Across all the entries, tally the lines holding the word "subtitle", and give the number by itself.

[[ Provided data, beginning ]]

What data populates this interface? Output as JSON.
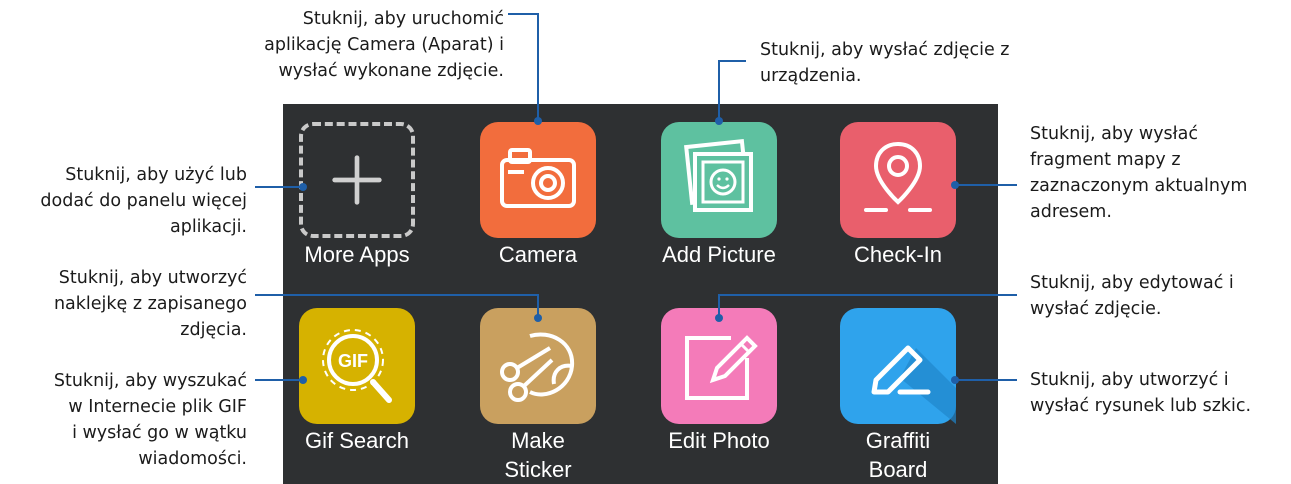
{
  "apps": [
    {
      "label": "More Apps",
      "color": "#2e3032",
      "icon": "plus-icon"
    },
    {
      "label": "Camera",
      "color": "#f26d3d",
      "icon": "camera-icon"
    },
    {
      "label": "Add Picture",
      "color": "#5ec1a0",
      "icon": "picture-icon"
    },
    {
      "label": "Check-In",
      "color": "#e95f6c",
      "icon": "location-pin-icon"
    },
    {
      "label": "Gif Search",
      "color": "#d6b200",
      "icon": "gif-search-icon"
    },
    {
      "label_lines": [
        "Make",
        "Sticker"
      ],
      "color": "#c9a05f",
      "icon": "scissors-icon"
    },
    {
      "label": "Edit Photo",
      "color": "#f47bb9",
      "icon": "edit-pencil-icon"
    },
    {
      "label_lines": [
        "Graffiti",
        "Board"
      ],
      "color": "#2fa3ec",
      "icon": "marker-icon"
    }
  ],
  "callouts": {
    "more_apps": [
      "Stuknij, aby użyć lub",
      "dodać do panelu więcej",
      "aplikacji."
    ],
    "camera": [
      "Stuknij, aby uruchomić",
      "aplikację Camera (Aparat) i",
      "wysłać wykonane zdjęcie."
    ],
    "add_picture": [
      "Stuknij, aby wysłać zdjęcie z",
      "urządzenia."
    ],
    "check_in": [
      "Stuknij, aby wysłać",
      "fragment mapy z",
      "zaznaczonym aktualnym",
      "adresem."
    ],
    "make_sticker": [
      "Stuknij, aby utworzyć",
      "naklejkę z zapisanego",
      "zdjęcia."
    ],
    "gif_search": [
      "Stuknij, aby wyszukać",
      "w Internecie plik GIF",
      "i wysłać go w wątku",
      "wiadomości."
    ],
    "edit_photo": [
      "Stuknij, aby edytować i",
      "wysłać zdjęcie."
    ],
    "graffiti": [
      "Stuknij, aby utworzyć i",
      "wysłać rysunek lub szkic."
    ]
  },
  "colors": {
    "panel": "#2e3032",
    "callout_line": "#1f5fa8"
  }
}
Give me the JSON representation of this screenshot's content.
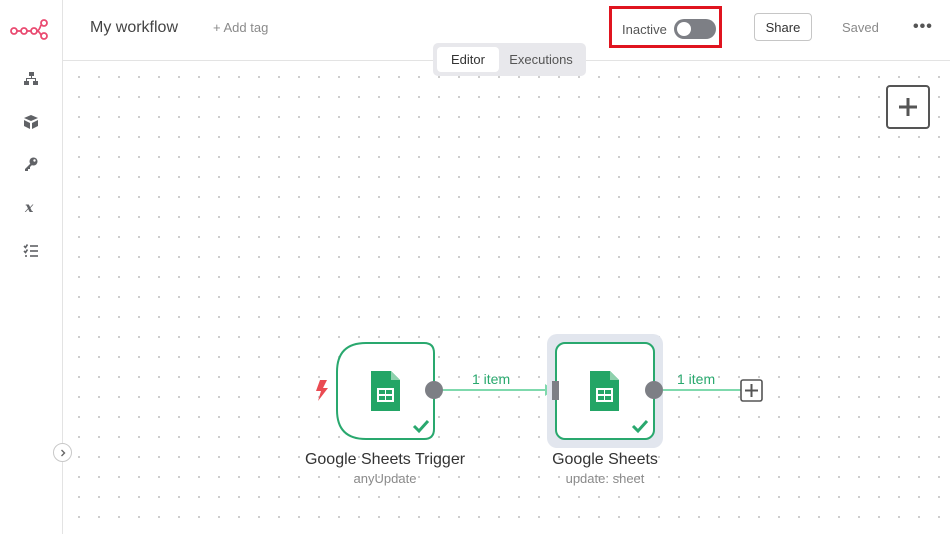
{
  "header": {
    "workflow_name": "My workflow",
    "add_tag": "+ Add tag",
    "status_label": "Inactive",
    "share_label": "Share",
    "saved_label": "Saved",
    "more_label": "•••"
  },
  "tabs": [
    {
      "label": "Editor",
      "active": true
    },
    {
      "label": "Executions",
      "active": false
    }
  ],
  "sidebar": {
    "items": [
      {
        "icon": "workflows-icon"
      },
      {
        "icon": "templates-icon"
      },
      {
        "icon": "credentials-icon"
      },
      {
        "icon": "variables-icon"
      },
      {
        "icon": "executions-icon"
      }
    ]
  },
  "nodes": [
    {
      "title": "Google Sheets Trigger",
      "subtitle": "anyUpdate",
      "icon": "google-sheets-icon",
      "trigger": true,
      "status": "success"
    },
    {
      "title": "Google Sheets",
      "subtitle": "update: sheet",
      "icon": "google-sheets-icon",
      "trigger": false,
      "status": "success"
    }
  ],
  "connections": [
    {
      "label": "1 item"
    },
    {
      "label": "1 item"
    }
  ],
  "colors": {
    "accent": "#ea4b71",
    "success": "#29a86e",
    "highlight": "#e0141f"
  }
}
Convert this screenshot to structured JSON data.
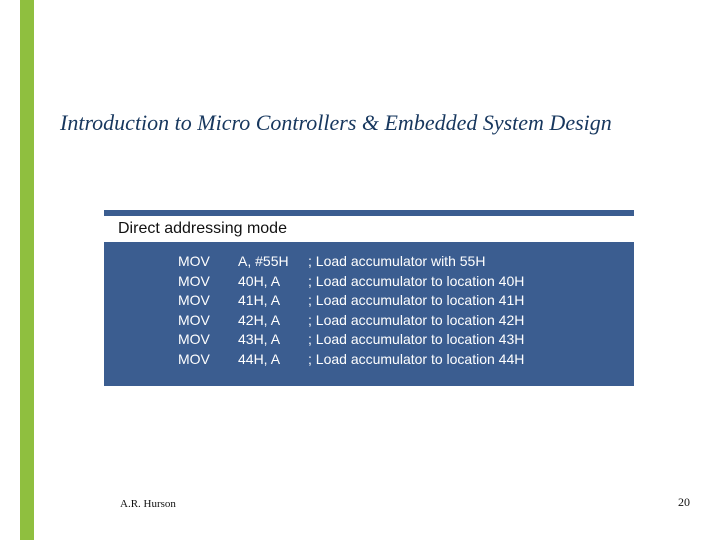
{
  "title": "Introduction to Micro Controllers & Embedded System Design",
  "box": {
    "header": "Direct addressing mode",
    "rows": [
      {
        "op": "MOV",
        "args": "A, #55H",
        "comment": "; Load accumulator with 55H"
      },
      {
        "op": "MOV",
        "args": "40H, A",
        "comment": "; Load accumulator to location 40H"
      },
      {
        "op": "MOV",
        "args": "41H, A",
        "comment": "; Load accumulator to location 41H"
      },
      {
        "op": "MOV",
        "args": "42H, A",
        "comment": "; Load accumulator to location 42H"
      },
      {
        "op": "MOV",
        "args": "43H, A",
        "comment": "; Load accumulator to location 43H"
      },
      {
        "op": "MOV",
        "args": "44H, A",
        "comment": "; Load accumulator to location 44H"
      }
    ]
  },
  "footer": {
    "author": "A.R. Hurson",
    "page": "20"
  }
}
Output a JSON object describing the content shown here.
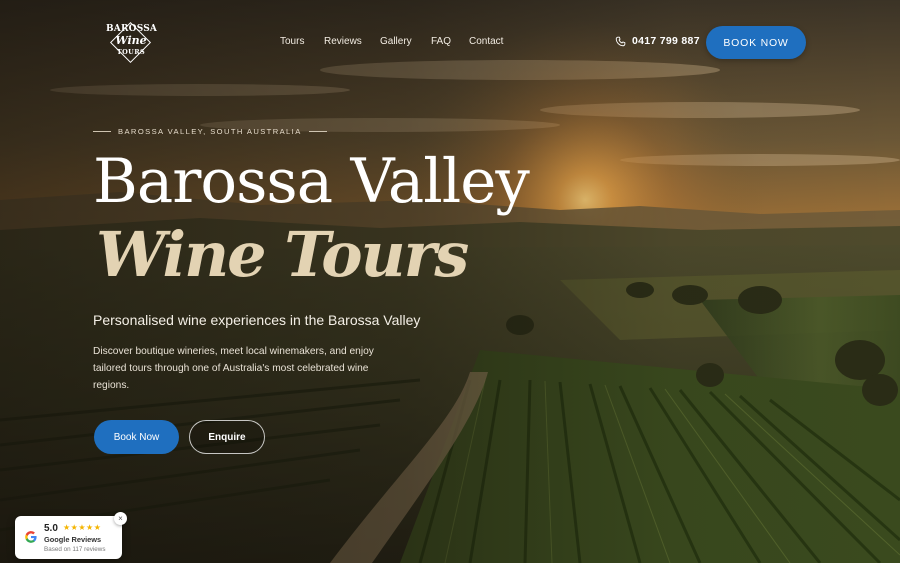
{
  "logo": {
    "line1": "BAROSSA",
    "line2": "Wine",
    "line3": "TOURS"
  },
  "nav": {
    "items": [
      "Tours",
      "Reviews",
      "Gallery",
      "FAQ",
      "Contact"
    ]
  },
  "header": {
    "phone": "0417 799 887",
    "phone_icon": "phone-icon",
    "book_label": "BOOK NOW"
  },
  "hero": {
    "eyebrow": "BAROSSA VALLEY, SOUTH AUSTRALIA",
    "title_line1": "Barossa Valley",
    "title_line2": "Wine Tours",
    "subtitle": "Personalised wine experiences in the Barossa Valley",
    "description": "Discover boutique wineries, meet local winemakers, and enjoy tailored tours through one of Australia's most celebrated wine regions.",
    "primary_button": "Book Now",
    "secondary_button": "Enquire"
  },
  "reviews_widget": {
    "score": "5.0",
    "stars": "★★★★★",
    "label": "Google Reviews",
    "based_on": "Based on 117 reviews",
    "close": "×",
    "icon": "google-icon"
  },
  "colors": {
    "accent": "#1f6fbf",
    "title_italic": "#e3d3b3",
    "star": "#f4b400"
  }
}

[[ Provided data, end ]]
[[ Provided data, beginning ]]

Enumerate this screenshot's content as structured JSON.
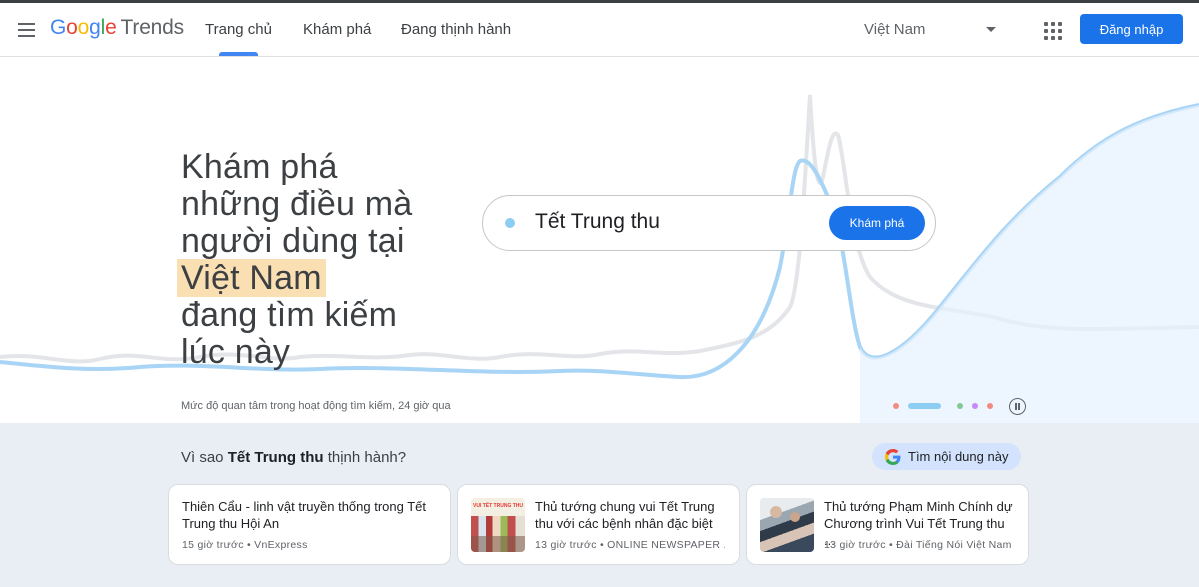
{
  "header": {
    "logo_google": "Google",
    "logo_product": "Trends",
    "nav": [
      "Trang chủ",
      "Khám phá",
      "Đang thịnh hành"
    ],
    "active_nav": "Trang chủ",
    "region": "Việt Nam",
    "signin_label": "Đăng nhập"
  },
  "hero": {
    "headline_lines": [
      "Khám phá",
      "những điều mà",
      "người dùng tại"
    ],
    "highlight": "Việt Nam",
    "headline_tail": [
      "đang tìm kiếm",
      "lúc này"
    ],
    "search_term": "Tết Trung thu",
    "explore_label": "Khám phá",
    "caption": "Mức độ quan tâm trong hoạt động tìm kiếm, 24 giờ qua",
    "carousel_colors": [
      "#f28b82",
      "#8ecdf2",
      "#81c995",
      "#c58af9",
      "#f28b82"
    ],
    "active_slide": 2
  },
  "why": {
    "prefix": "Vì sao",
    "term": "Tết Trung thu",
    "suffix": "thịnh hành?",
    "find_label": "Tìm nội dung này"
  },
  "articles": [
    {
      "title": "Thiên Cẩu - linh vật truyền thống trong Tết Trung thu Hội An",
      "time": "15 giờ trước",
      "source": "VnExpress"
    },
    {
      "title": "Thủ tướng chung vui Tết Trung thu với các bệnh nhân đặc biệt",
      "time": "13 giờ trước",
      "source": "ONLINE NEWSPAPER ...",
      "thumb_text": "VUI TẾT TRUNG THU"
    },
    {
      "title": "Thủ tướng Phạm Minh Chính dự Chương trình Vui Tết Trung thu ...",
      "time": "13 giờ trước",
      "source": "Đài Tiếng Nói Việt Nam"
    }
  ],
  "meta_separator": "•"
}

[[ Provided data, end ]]

__Answer to this task__.
3